Coldelco’s advisory role made (and still makes) a lot of sense and for sure the guys from Chile would have knocked some of the basics about copper mining into the heads of the Ecuador mining ministry dudes, but as day follows night the unfounded rumours soon started about how Codelco was moving into Ecuador, how Codelco was in line to buy out CTQ, how Codelco would be fast-tracking Ecuador into a a bright and shiny copper-coloured future.
It was all bullshit, of course. But today we had a new chapter as Reuters filed this report about how Ecuador wants to go JV with Codelco on its copper projects. We get quotes from the Vice-Minister of Mines José Serrano and all the shebang. All of which, again, being as likely to transpire as Hugo Chávez declaring his homosexuality on CNN tonight.
Let’s see the wood for the trees here. Firstly, Codelco has never repeat never operated outside of Chile. Not once. Not a since ounce of copper, not a feasibility study, not a nothing. Second, the swandive drop in industrial metals means there is a large oversupply now in Chile, not just in working mines that were looking to expand but also with greenfields/brownfields that were being investigated by Codelco and its satellite companies with the view to grooming them for ramping to production. There isn’t a single reason why Codelco should or would get involved with another project in another country right now.
Next, José Serrano is a dick. He’s been the main cheerleader and has spun all the lines to media in the last 12 months and has been….let’s say….overoptimistic on many occasions (especially about timelines while the mining moratorium was in place). The dude Serrano can wish and want all he likes. A link-up with Codelco might make good copy inside Ecuador for a while but it just ain’t gonna happen, period. Chile no wanty Ecuador copper. Chile got mucho mucho already.
More likely is the sudden realization over at the mining ministry that copper is now selling at less than half the price of last year and their prized copper projects aren’t so interesting any more.
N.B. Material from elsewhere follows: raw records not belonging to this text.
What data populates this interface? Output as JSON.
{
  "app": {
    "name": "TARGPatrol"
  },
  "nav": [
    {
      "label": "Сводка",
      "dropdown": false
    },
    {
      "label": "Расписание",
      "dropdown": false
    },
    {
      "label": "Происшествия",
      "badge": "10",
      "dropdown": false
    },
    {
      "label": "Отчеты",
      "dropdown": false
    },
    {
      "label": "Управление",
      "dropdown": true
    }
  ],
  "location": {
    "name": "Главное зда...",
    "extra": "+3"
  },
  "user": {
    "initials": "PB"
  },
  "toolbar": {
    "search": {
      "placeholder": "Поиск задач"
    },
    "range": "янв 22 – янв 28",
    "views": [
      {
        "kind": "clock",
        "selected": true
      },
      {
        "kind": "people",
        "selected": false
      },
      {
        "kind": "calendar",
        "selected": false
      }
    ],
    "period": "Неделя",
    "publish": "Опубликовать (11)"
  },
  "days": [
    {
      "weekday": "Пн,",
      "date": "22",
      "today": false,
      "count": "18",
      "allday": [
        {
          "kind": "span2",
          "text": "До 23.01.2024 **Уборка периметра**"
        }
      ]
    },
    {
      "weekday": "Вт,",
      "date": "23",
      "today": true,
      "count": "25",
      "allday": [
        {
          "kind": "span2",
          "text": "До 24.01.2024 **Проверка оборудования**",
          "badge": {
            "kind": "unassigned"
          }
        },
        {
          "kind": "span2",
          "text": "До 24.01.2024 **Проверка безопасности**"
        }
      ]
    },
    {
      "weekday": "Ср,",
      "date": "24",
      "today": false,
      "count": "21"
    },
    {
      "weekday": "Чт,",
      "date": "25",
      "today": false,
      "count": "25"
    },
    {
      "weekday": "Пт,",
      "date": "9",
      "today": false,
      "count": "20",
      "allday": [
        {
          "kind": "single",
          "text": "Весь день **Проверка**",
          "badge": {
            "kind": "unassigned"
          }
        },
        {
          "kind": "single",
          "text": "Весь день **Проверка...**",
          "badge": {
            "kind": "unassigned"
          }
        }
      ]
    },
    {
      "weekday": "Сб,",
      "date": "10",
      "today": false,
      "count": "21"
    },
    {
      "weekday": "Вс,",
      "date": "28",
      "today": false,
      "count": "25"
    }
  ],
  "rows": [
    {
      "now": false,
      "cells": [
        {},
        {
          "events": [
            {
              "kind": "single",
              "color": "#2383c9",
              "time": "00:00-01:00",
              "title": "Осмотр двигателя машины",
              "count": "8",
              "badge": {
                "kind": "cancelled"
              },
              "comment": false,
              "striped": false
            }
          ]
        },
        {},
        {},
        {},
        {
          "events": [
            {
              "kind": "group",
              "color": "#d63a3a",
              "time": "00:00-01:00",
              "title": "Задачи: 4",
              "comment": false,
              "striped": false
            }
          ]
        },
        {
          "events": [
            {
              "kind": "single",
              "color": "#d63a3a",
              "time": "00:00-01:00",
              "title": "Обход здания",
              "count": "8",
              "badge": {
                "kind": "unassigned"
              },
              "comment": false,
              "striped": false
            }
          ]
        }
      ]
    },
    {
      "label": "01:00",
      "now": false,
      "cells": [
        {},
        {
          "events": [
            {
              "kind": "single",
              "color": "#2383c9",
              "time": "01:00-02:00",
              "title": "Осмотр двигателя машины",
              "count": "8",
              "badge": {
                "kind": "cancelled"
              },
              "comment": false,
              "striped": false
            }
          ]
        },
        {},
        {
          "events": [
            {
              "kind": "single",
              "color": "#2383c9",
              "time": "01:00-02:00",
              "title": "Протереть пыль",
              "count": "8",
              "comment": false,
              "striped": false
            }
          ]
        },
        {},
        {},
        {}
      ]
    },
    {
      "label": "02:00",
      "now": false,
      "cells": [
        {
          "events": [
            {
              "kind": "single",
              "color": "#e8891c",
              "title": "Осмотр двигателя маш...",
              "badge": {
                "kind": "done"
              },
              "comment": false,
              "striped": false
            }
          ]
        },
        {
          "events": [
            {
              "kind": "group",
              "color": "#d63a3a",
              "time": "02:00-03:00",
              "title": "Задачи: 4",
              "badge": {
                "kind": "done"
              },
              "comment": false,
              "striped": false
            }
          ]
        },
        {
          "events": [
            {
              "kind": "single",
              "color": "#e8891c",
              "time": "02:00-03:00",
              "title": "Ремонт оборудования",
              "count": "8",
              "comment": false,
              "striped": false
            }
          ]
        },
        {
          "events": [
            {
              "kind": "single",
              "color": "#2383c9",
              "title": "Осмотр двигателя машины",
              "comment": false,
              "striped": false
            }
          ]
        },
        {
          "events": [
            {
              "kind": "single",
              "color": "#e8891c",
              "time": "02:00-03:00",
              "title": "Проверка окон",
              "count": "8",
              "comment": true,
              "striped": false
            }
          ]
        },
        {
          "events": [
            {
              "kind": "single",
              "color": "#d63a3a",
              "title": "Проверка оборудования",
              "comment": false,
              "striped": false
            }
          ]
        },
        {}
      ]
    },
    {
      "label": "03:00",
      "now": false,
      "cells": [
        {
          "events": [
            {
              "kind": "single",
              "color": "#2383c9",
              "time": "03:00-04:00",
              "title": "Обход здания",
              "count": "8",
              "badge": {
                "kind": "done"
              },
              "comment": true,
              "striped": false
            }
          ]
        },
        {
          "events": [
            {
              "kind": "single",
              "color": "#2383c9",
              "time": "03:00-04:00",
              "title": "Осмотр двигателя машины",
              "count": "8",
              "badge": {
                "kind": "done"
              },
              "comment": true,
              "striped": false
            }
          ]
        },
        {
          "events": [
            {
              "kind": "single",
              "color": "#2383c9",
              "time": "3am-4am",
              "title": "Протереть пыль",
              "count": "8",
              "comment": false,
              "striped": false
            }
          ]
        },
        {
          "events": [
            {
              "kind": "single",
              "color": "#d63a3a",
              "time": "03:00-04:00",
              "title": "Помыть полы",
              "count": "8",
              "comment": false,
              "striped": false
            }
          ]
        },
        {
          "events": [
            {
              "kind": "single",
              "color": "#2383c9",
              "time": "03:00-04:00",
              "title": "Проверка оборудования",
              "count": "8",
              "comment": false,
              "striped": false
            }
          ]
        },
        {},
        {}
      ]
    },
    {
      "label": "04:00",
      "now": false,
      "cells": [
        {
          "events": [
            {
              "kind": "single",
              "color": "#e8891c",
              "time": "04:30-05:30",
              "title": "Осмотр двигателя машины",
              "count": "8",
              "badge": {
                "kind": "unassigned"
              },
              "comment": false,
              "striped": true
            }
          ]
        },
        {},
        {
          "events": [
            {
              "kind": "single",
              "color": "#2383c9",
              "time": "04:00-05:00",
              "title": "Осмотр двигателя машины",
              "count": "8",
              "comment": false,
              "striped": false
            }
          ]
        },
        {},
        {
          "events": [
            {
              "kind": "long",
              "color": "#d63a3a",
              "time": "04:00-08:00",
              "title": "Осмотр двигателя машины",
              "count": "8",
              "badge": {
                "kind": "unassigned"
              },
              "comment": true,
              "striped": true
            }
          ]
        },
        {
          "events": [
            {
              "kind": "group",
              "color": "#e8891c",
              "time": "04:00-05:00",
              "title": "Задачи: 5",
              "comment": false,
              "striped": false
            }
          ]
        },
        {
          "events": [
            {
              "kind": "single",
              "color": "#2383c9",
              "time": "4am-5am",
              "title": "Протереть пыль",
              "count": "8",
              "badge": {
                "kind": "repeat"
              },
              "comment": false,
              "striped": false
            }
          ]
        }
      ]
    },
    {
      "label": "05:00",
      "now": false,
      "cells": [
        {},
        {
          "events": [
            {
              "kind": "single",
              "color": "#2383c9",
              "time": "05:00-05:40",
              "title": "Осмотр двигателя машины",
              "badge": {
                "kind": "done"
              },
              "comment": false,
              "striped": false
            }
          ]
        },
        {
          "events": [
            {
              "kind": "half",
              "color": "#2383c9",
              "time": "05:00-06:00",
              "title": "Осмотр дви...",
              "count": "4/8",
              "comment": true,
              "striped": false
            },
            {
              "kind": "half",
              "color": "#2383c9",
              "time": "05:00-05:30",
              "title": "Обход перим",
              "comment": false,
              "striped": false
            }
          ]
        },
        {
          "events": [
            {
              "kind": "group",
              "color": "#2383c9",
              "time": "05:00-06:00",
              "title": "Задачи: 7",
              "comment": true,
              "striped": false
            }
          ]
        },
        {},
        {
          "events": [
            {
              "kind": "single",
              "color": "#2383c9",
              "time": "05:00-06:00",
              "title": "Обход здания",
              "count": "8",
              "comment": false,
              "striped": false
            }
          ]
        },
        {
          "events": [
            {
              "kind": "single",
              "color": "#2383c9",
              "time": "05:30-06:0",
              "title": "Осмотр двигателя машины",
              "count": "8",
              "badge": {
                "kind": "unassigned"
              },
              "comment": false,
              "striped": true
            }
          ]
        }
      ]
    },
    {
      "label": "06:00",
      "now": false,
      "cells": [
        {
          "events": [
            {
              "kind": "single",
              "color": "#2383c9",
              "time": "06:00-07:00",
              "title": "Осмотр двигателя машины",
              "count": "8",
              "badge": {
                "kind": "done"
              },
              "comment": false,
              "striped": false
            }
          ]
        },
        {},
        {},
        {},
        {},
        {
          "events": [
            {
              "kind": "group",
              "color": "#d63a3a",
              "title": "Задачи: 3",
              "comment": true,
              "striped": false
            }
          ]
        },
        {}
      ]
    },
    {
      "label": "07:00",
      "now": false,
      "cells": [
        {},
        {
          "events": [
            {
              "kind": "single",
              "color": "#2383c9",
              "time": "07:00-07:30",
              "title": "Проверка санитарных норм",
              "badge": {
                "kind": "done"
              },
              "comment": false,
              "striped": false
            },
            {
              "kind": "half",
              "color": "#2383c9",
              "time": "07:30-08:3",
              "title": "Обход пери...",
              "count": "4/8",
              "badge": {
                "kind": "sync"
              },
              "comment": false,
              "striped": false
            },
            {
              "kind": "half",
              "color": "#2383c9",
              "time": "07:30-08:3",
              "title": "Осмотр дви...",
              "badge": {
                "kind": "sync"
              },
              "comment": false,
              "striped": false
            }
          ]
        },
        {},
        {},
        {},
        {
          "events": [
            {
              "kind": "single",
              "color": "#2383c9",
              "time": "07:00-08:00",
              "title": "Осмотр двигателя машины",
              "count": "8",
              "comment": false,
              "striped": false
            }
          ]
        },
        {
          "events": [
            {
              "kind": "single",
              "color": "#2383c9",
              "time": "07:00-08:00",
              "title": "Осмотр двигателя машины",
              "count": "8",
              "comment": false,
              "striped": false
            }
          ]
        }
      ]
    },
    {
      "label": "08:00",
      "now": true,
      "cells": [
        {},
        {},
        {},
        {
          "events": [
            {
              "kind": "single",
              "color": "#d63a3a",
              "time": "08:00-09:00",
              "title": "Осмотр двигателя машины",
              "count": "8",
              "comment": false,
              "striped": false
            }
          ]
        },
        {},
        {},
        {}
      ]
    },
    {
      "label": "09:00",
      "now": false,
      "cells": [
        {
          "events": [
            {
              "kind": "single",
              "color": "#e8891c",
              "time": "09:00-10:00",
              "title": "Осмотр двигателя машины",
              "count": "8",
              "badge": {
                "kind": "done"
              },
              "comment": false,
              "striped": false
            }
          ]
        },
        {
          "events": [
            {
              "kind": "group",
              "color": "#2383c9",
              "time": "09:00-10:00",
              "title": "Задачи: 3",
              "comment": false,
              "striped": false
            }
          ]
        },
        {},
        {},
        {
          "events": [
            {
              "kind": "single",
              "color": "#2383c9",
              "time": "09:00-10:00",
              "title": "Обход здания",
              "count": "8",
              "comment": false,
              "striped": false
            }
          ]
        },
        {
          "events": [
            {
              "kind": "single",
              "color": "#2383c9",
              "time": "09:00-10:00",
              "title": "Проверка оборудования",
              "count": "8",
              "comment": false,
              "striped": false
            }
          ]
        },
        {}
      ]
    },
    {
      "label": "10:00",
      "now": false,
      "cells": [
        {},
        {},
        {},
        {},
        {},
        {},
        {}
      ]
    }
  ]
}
It sounds to me as if Serrano is using some uber-naive notion to try and winkle a definitive deal out of the Chinese (because be in little doubt, tis the Chinese that will buy CTQ and develop Mirador).
Finally, it’s doubtful that Reuter’s best reporter in Ecuador, Alonso Soto, would have filed such a toe-the-party-line, mediocre, one-sided report without finding out the other side(s) of the story. This is one of the problems with the standard of journalism down here; the difference between good and bad coverage isn’t at an editorial level but at a reporter level. This story by Alexandra Valencia looks like it was filed with the minimum of fact-checking and fuss. Maybe one day I’ll write a post giving my veeeeery subjective, biased and unfair list of “which reporter to read” for each country down here, but for the time being I’ll stick with Ecuador and say that Soto (at Reuters) and Stefan Kueffner (at Bloomie) are good names to look for at the byline.